Your assignment -> Take the entries below and retype them word for word, excluding the images.

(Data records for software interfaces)
========

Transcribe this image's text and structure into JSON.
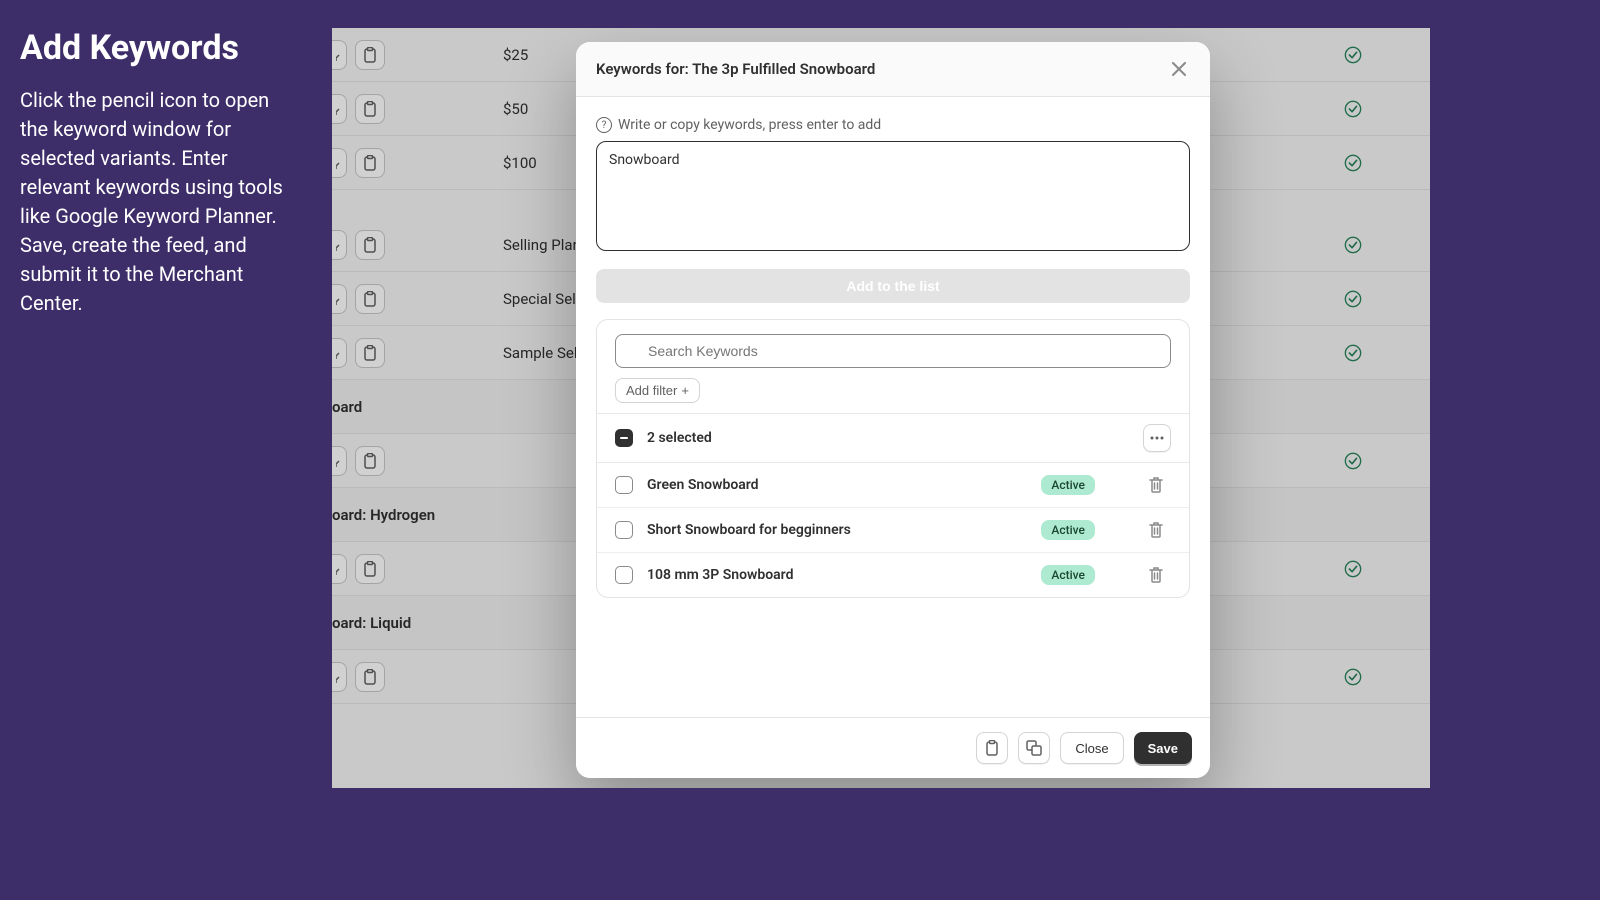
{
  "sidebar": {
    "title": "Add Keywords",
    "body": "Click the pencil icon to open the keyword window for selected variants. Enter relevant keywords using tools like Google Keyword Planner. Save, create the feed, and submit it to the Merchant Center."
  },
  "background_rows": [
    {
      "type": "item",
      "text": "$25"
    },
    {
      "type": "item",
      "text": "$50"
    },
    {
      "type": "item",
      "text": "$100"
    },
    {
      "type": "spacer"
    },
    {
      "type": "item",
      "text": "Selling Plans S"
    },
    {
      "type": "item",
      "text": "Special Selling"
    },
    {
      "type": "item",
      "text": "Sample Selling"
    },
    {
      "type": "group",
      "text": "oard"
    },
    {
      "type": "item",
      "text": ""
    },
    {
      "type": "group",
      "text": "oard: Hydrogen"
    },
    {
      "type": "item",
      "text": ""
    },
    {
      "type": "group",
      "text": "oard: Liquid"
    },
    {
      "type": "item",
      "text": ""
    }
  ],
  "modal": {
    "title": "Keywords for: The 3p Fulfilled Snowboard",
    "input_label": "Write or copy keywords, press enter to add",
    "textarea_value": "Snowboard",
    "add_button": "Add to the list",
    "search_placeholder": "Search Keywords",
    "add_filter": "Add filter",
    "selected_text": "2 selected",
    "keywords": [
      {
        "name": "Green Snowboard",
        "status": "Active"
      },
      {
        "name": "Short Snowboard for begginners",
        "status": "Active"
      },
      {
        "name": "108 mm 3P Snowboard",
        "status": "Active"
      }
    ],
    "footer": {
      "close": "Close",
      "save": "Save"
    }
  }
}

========

Written reply ->
Transcribe this image's text and structure into JSON.
{
  "sidebar": {
    "title": "Add Keywords",
    "body": "Click the pencil icon to open the keyword window for selected variants. Enter relevant keywords using tools like Google Keyword Planner. Save, create the feed, and submit it to the Merchant Center."
  },
  "background_rows": [
    {
      "type": "item",
      "text": "$25"
    },
    {
      "type": "item",
      "text": "$50"
    },
    {
      "type": "item",
      "text": "$100"
    },
    {
      "type": "spacer"
    },
    {
      "type": "item",
      "text": "Selling Plans S"
    },
    {
      "type": "item",
      "text": "Special Selling"
    },
    {
      "type": "item",
      "text": "Sample Selling"
    },
    {
      "type": "group",
      "text": "oard"
    },
    {
      "type": "item",
      "text": ""
    },
    {
      "type": "group",
      "text": "oard: Hydrogen"
    },
    {
      "type": "item",
      "text": ""
    },
    {
      "type": "group",
      "text": "oard: Liquid"
    },
    {
      "type": "item",
      "text": ""
    }
  ],
  "modal": {
    "title": "Keywords for: The 3p Fulfilled Snowboard",
    "input_label": "Write or copy keywords, press enter to add",
    "textarea_value": "Snowboard",
    "add_button": "Add to the list",
    "search_placeholder": "Search Keywords",
    "add_filter": "Add filter",
    "selected_text": "2 selected",
    "keywords": [
      {
        "name": "Green Snowboard",
        "status": "Active"
      },
      {
        "name": "Short Snowboard for begginners",
        "status": "Active"
      },
      {
        "name": "108 mm 3P Snowboard",
        "status": "Active"
      }
    ],
    "footer": {
      "close": "Close",
      "save": "Save"
    }
  }
}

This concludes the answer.